Please give an exact printout of the records, without any pictures.

%%

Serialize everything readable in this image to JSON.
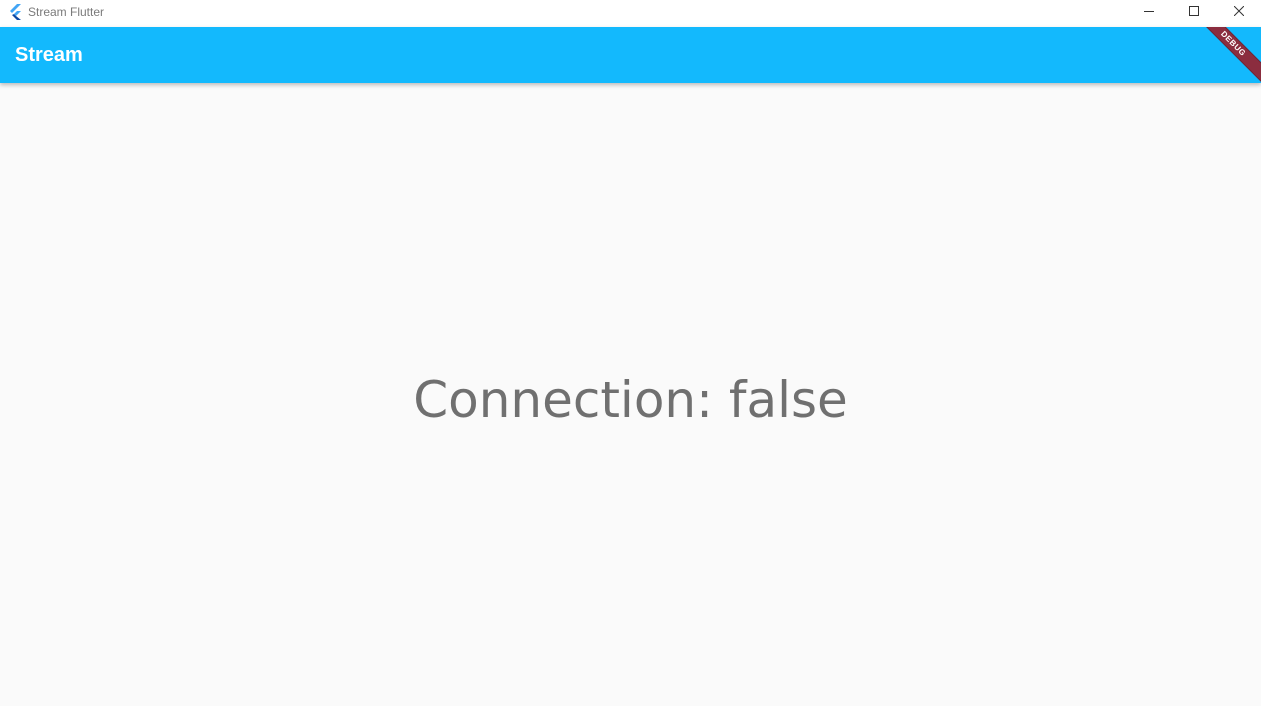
{
  "window": {
    "title": "Stream Flutter",
    "app_icon": "flutter-logo-icon",
    "controls": {
      "minimize_icon": "minimize-icon",
      "maximize_icon": "maximize-icon",
      "close_icon": "close-icon"
    }
  },
  "appbar": {
    "title": "Stream",
    "color": "#13b9fd",
    "debug_banner": "DEBUG"
  },
  "body": {
    "status_text": "Connection: false",
    "text_color": "#707070"
  }
}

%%

**EXERCISE SOLUTION:**
Serialize everything readable in this image to JSON.
{
  "window": {
    "title": "Stream Flutter",
    "app_icon": "flutter-logo-icon",
    "controls": {
      "minimize_icon": "minimize-icon",
      "maximize_icon": "maximize-icon",
      "close_icon": "close-icon"
    }
  },
  "appbar": {
    "title": "Stream",
    "color": "#13b9fd",
    "debug_banner": "DEBUG"
  },
  "body": {
    "status_text": "Connection: false",
    "text_color": "#707070"
  }
}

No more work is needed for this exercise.